[Data records for software interfaces]

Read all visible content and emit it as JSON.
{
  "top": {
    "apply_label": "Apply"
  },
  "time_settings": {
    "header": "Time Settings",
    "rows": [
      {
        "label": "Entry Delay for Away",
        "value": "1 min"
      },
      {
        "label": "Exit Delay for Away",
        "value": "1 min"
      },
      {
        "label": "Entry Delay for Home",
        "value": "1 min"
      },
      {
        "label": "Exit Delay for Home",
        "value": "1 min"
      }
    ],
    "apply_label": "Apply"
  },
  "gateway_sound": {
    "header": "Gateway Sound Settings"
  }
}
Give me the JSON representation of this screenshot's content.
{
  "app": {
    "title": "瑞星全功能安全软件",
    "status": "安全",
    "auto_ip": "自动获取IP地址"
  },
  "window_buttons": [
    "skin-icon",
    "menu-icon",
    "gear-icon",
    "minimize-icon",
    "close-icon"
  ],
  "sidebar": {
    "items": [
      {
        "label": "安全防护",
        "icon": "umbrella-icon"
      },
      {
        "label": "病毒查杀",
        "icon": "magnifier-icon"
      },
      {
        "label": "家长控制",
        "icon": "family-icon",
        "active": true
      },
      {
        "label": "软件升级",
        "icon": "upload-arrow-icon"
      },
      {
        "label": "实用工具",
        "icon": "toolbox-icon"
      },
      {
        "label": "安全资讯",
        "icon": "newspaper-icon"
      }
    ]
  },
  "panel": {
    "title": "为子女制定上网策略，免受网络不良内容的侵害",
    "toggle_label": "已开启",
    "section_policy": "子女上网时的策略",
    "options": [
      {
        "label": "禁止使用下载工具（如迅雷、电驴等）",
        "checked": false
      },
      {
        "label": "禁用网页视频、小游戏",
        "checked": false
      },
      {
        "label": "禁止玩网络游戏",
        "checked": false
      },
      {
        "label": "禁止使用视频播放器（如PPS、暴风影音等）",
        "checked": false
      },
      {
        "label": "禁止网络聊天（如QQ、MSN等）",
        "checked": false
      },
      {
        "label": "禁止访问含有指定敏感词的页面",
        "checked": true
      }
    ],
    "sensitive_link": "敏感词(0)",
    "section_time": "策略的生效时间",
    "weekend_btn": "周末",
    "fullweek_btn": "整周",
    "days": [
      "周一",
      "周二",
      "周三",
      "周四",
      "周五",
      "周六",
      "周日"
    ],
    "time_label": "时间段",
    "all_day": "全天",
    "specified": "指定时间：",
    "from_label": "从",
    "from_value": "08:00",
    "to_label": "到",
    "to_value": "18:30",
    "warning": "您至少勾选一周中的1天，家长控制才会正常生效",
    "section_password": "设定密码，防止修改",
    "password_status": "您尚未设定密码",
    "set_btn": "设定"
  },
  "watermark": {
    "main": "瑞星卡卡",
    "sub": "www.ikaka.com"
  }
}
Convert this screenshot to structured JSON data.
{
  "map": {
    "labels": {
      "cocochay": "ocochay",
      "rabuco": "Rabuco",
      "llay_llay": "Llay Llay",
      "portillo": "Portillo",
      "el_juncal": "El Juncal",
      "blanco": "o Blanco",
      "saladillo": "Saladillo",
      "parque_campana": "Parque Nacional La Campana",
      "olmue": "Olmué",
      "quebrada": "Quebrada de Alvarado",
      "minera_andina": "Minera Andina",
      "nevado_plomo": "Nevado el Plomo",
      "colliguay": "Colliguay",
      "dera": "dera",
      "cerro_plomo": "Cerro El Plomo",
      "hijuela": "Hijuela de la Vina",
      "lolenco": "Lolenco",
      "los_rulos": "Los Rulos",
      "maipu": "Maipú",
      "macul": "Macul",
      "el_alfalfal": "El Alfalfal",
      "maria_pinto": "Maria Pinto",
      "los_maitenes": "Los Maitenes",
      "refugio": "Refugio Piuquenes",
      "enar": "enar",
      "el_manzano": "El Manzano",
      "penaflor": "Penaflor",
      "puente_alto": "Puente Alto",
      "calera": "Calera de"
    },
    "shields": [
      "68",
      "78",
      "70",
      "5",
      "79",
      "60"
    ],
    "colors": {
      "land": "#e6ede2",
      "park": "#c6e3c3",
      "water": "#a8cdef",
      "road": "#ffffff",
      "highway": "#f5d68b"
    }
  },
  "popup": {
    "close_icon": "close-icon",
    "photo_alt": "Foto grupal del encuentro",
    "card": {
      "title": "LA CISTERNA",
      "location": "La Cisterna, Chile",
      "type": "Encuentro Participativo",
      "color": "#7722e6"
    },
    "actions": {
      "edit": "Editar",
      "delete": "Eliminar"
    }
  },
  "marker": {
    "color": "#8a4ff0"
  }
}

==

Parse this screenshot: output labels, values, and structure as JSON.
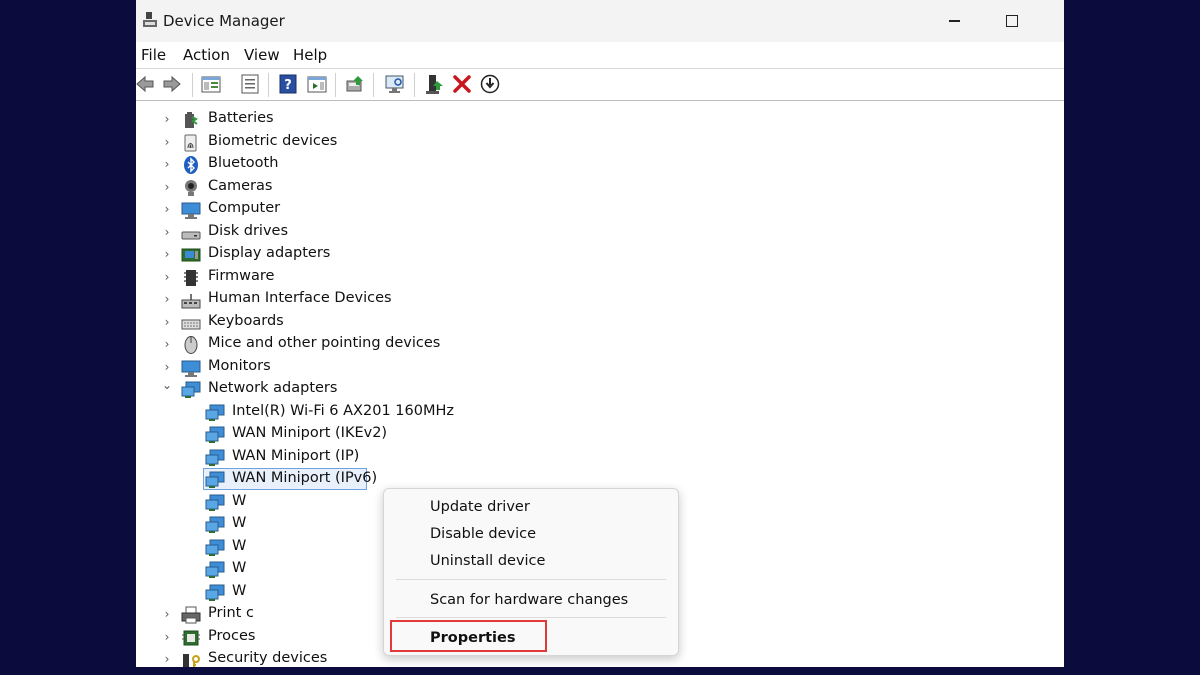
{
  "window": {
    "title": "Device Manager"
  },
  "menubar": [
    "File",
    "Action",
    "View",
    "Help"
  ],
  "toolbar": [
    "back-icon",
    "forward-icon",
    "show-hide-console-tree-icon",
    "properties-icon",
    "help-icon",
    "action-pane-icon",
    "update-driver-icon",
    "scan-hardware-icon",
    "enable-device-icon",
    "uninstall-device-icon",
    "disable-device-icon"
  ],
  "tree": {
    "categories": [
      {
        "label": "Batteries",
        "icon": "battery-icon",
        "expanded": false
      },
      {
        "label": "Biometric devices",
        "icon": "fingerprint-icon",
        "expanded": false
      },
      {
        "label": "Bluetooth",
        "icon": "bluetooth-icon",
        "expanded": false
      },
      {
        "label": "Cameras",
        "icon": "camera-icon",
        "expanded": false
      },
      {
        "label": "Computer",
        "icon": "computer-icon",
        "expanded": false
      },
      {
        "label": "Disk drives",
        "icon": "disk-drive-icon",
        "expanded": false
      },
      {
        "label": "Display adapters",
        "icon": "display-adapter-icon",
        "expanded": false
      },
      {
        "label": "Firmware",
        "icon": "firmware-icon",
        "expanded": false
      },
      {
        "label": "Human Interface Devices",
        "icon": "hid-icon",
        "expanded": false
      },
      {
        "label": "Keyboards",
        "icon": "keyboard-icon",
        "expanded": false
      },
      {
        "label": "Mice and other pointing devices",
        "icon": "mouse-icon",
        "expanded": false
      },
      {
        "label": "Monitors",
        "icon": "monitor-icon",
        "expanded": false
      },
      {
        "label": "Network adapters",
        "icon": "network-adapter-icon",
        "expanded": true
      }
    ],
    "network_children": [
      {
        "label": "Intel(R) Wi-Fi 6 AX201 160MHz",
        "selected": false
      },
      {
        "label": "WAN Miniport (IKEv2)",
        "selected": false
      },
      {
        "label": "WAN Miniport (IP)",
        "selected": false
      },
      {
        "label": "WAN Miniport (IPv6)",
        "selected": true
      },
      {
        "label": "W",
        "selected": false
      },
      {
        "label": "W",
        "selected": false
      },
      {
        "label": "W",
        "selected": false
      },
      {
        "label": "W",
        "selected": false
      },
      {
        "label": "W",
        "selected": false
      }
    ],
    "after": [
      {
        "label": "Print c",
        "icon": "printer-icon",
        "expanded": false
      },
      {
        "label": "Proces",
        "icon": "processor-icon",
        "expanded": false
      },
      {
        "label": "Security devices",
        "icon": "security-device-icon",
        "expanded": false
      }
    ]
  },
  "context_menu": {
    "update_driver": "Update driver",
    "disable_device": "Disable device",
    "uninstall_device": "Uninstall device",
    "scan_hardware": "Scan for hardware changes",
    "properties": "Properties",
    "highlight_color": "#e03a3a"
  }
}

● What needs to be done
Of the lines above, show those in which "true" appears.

● Reply
        "active": true
        "checked": true
        "expanded": true
        "selected": true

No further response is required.